● **ACTIVITY**
Look below. Copy each line that has "fraction" in it.
[Opening SUPPLIED INFORMATION section]
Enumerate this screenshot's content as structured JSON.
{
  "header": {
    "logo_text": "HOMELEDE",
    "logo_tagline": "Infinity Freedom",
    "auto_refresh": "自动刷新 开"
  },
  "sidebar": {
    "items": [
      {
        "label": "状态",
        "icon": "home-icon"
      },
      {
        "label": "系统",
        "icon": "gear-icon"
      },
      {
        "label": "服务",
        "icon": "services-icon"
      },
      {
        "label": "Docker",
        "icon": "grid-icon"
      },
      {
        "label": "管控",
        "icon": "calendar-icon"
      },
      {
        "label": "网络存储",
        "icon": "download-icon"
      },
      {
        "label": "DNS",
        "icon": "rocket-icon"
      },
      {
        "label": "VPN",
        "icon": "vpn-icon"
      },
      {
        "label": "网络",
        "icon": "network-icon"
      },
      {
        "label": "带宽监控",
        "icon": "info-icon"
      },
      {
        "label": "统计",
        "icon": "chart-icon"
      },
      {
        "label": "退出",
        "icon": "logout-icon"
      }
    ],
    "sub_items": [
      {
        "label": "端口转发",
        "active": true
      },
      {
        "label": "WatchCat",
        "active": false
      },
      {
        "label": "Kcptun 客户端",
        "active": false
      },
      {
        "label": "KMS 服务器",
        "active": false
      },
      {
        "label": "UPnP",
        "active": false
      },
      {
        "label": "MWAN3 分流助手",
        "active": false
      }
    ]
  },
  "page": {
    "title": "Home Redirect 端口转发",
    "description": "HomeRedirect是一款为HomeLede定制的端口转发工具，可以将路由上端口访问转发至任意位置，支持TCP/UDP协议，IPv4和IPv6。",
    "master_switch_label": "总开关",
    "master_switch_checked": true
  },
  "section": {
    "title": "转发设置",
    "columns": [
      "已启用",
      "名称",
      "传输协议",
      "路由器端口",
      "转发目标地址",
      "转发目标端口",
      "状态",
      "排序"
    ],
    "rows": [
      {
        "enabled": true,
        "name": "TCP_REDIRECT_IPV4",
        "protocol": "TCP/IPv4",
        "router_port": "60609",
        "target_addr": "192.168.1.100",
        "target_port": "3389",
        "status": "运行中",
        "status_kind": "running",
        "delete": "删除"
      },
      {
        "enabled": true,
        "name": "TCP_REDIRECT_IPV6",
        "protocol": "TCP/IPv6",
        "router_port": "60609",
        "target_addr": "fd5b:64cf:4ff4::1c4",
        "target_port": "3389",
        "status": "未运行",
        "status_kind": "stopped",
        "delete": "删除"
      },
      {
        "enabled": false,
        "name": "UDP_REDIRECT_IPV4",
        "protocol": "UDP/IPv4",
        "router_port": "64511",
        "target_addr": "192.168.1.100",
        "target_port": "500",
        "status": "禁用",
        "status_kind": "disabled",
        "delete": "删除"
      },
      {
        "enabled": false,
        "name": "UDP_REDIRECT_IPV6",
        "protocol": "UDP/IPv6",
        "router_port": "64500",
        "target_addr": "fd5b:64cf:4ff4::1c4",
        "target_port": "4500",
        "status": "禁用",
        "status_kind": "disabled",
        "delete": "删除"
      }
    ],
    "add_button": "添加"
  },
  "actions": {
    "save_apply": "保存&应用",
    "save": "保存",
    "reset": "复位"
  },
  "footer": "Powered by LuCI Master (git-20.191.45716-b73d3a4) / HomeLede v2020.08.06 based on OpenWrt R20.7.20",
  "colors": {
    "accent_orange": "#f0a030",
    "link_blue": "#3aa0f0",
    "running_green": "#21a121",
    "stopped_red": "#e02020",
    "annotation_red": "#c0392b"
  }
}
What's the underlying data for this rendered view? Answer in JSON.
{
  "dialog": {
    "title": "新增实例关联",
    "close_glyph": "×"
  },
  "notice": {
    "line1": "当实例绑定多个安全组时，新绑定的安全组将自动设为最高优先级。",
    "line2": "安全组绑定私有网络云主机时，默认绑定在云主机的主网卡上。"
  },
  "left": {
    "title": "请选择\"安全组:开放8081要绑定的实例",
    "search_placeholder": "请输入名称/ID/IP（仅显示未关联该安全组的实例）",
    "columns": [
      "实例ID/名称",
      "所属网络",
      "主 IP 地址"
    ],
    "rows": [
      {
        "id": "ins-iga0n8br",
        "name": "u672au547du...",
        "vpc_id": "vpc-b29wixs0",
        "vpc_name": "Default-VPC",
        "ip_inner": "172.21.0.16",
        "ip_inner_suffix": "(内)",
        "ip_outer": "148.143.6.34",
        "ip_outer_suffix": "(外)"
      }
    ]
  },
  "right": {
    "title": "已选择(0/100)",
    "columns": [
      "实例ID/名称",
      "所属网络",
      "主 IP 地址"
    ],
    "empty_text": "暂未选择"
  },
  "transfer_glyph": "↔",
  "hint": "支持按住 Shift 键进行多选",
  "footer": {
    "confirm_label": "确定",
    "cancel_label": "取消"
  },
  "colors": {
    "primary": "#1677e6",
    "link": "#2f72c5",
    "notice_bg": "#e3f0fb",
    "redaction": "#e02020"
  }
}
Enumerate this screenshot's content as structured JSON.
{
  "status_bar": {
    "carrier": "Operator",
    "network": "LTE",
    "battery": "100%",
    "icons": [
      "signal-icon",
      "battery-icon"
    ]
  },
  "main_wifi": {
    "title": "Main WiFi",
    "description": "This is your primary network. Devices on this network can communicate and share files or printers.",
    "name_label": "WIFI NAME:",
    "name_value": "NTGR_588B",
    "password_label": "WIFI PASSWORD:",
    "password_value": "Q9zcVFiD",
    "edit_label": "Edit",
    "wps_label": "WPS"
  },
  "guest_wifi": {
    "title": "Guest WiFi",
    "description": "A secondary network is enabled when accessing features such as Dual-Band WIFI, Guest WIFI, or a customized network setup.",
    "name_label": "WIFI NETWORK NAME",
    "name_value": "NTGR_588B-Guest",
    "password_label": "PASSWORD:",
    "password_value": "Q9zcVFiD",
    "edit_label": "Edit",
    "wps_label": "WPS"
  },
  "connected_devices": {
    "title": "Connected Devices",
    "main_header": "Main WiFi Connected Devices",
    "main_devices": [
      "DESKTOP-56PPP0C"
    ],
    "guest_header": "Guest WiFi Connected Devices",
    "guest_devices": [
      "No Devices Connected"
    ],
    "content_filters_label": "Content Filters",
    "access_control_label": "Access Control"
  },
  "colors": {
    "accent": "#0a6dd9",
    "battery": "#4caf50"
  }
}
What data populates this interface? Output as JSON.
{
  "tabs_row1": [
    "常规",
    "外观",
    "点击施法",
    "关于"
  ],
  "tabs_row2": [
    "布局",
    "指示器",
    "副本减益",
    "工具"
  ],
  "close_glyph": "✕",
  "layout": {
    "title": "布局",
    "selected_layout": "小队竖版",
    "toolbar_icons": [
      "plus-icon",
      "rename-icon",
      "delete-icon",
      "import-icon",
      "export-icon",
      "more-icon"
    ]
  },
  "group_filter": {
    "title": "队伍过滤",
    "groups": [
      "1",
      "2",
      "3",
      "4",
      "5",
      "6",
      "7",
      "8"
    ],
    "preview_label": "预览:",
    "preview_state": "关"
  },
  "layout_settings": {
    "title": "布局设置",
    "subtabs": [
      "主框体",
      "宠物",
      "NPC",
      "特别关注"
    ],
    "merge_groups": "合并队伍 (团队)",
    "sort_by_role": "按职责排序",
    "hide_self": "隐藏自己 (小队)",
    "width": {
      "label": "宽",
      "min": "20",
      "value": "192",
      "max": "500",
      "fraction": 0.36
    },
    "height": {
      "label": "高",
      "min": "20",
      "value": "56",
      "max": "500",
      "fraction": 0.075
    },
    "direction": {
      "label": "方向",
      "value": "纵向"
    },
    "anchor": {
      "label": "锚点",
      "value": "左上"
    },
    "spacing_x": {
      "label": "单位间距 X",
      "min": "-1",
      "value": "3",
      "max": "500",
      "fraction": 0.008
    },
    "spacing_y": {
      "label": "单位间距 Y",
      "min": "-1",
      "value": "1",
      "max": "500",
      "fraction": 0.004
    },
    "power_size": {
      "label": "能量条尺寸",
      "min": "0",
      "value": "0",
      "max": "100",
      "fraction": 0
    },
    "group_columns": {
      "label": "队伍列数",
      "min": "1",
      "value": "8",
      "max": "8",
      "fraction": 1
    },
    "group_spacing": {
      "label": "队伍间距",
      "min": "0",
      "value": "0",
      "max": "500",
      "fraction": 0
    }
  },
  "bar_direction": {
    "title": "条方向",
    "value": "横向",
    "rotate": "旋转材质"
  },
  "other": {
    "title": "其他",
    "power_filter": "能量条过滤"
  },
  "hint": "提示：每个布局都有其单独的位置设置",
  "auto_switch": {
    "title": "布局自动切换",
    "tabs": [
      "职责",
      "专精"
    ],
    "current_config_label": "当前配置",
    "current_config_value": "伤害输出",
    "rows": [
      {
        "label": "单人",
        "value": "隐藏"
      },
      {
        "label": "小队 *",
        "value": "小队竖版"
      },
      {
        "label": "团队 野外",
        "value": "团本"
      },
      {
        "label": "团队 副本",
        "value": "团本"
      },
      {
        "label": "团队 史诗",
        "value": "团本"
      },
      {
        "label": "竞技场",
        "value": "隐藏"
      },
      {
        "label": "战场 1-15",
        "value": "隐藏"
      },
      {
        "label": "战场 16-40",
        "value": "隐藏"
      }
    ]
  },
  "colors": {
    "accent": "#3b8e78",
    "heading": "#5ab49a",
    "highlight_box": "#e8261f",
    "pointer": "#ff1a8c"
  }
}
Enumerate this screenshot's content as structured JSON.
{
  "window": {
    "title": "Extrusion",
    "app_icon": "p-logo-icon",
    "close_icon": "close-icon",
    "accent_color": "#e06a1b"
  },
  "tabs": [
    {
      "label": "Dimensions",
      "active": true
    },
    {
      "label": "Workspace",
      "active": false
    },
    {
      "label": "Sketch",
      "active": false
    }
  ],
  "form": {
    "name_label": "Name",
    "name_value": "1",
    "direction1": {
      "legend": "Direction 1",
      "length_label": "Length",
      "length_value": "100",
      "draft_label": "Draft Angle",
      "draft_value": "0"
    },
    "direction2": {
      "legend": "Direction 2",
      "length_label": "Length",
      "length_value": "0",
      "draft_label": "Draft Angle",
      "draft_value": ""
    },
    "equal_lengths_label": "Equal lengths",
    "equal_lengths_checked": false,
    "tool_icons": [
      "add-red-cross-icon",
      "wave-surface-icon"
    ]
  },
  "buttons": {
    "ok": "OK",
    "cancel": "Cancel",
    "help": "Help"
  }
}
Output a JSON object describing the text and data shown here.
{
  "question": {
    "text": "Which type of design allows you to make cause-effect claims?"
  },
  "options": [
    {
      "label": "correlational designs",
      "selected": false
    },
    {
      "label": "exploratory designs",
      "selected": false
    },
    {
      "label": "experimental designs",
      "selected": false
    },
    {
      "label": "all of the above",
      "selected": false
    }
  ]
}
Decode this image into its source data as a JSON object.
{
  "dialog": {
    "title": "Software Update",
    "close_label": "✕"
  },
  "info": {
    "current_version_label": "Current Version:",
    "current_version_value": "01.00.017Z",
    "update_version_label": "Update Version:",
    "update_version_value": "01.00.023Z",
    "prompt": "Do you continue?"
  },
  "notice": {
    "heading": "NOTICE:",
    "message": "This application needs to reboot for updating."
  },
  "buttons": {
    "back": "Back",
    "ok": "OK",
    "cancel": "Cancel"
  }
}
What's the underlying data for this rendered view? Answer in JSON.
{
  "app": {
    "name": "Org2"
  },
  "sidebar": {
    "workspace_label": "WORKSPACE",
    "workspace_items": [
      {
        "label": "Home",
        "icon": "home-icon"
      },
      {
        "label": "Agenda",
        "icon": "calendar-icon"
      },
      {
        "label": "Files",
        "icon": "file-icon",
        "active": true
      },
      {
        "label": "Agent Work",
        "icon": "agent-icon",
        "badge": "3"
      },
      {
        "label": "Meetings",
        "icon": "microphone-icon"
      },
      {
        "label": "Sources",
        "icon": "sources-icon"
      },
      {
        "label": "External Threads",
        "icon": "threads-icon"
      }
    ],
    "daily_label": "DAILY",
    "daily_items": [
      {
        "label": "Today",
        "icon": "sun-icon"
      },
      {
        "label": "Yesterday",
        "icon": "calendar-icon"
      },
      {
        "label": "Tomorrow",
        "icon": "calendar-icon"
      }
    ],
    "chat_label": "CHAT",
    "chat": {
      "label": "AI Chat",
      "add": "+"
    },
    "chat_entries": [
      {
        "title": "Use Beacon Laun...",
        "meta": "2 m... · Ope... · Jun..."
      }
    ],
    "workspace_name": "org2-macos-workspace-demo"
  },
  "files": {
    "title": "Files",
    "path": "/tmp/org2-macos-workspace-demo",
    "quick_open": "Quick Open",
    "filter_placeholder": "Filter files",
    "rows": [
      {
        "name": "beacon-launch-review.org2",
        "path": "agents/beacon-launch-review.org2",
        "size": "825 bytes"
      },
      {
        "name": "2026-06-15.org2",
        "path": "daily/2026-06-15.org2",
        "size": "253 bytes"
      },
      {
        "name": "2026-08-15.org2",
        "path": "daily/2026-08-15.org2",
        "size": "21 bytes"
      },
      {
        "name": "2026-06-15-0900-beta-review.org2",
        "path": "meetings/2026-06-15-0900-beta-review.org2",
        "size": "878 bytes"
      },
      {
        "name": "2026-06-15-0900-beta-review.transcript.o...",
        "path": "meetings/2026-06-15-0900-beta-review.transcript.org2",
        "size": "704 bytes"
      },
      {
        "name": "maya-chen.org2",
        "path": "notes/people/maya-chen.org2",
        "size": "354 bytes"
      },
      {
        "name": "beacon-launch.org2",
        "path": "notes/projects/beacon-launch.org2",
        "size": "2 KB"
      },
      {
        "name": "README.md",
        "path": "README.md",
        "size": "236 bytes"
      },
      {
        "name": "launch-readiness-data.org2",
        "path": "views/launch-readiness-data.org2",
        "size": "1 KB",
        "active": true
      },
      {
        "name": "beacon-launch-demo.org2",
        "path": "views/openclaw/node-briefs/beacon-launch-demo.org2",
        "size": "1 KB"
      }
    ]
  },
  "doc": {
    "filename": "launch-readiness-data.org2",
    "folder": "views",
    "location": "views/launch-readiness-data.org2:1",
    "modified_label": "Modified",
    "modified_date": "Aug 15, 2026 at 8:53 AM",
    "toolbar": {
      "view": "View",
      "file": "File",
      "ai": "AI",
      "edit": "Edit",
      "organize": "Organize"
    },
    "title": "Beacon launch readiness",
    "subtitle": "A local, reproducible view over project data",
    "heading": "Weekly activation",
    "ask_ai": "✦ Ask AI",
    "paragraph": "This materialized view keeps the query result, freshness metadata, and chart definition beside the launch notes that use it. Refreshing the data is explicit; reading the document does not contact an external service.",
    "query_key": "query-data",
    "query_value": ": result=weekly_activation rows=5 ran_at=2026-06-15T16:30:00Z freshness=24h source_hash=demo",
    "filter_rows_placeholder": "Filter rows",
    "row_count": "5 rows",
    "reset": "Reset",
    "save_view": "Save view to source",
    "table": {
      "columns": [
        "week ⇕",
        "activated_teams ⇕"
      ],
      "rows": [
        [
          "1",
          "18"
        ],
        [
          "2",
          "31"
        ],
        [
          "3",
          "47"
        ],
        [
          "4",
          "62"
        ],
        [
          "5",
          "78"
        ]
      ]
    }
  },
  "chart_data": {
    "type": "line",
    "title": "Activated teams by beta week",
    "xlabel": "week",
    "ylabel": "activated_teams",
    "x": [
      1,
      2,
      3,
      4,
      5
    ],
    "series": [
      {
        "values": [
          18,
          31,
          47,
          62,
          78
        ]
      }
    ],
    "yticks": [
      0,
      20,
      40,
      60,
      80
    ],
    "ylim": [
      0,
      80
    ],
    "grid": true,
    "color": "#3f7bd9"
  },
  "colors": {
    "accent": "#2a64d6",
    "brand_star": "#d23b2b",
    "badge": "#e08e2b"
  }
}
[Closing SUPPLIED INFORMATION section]
● **WRITTEN SOLUTION**
      "fraction": 0.36
      "fraction": 0.075
      "fraction": 0.008
      "fraction": 0.004
      "fraction": 0
      "fraction": 1
      "fraction": 0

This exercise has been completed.